Website and app data records
+===+
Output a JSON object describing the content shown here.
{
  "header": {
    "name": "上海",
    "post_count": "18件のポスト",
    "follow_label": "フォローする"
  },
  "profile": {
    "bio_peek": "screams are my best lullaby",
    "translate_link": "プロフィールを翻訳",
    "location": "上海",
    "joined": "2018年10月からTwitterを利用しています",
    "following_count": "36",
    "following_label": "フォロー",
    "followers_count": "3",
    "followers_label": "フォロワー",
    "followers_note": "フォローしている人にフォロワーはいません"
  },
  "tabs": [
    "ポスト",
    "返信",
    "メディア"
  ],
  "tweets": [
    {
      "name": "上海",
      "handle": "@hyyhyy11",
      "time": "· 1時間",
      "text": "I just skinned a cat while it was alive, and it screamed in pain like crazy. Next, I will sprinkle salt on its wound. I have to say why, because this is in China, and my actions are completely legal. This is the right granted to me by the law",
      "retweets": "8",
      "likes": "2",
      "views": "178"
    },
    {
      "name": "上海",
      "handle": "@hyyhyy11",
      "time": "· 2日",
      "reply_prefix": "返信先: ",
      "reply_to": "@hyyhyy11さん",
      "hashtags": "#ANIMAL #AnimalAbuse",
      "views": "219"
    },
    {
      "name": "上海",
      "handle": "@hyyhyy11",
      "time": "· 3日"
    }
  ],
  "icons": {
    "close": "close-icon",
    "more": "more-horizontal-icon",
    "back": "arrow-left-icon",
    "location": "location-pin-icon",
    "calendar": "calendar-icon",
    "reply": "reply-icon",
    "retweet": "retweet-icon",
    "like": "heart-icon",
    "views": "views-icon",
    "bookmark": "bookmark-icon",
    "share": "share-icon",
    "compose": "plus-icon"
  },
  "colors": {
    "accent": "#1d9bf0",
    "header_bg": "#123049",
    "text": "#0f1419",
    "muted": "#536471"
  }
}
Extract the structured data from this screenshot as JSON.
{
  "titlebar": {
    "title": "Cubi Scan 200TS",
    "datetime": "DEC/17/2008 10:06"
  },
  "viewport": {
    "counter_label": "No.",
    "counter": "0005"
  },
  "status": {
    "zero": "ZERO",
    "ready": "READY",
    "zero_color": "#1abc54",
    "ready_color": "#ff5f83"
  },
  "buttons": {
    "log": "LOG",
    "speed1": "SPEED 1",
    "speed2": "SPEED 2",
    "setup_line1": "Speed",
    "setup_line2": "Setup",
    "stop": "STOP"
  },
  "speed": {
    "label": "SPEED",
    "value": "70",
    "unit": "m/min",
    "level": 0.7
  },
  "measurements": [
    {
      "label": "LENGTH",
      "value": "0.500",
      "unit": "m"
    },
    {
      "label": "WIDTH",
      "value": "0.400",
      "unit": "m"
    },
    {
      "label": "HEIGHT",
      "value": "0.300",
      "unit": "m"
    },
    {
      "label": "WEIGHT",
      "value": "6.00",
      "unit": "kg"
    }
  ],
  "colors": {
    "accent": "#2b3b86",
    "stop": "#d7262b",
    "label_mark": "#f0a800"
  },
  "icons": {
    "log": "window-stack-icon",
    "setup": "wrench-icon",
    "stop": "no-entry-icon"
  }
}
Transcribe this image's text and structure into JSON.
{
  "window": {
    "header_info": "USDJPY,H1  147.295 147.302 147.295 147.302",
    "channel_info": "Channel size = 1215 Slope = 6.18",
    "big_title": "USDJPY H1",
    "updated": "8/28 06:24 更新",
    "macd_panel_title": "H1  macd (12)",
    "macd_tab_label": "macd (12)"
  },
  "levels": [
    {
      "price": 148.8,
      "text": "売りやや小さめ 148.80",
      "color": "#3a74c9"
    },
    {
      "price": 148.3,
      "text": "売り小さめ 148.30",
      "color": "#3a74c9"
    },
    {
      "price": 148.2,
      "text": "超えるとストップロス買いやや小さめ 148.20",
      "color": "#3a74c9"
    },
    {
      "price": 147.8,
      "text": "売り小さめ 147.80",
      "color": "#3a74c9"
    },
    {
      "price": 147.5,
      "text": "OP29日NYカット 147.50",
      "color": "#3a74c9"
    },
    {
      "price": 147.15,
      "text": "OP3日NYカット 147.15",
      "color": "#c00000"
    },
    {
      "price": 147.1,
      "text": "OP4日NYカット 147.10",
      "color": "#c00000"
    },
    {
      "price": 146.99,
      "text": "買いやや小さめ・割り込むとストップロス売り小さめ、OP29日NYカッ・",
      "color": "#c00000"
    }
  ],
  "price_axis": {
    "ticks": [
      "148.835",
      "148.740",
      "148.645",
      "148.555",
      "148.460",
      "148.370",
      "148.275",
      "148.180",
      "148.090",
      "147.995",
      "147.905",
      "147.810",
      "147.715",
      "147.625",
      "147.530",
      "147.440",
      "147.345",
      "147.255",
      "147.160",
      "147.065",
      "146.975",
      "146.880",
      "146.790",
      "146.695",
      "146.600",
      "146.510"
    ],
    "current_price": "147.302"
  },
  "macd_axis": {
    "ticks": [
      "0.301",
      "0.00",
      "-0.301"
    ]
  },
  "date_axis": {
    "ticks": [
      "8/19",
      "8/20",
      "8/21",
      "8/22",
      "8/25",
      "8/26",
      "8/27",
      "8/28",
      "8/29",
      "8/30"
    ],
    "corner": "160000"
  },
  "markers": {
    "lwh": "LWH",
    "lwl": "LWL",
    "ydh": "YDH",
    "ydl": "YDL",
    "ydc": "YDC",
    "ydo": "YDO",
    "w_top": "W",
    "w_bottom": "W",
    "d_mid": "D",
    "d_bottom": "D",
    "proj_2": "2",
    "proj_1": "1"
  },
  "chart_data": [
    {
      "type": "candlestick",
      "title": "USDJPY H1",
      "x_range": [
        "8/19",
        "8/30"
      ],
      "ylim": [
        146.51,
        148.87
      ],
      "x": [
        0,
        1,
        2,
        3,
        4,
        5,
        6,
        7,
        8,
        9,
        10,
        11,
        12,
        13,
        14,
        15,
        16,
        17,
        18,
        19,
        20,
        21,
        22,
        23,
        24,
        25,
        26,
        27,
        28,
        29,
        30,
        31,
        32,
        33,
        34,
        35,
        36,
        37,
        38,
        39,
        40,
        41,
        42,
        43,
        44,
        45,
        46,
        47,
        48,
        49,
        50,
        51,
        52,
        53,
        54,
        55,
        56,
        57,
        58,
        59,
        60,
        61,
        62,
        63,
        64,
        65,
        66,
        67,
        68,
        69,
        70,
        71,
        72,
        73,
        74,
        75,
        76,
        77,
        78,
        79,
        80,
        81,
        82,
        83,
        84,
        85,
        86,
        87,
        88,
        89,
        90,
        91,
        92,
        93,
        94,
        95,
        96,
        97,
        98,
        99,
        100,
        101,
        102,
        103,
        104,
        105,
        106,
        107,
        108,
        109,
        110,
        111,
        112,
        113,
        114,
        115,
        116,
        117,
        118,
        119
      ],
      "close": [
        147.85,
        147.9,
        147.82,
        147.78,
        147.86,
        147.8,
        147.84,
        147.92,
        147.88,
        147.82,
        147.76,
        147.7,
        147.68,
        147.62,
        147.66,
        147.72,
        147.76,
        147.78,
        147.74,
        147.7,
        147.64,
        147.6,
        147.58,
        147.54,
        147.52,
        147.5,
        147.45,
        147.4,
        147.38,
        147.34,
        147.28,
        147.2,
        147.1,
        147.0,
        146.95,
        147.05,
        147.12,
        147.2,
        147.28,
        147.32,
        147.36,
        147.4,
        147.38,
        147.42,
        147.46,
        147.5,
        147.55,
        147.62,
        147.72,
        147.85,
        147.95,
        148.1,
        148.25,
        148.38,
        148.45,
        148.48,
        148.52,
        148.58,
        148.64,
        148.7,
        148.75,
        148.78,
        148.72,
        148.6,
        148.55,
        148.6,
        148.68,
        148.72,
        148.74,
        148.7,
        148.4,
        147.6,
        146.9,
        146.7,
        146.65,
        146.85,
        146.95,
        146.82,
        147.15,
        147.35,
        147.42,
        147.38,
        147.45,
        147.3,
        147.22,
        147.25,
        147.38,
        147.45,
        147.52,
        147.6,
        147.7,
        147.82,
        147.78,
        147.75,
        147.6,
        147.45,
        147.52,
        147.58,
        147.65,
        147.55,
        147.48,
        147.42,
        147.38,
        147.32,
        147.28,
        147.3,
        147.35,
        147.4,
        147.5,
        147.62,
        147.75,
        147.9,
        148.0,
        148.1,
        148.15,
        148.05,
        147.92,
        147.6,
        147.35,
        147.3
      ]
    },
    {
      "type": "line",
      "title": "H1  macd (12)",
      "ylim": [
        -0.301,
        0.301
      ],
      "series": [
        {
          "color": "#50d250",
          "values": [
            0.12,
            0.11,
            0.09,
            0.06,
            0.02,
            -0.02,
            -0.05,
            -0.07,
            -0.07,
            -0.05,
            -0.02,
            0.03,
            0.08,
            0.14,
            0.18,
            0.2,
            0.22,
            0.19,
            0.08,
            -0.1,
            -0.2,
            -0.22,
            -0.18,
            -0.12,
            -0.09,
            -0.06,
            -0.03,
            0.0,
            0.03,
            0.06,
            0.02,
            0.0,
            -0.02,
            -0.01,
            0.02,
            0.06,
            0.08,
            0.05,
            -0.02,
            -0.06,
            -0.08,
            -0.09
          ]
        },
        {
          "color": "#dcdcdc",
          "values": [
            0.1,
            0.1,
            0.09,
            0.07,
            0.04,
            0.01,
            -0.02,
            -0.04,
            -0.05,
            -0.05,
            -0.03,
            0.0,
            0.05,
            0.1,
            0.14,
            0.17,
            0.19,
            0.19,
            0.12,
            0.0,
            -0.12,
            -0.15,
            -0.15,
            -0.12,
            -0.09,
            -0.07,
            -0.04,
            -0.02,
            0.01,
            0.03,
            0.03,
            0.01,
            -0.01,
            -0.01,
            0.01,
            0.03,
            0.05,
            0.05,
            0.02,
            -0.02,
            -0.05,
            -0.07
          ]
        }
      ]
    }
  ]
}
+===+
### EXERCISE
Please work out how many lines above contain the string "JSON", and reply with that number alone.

### YOUR RESPONSE
3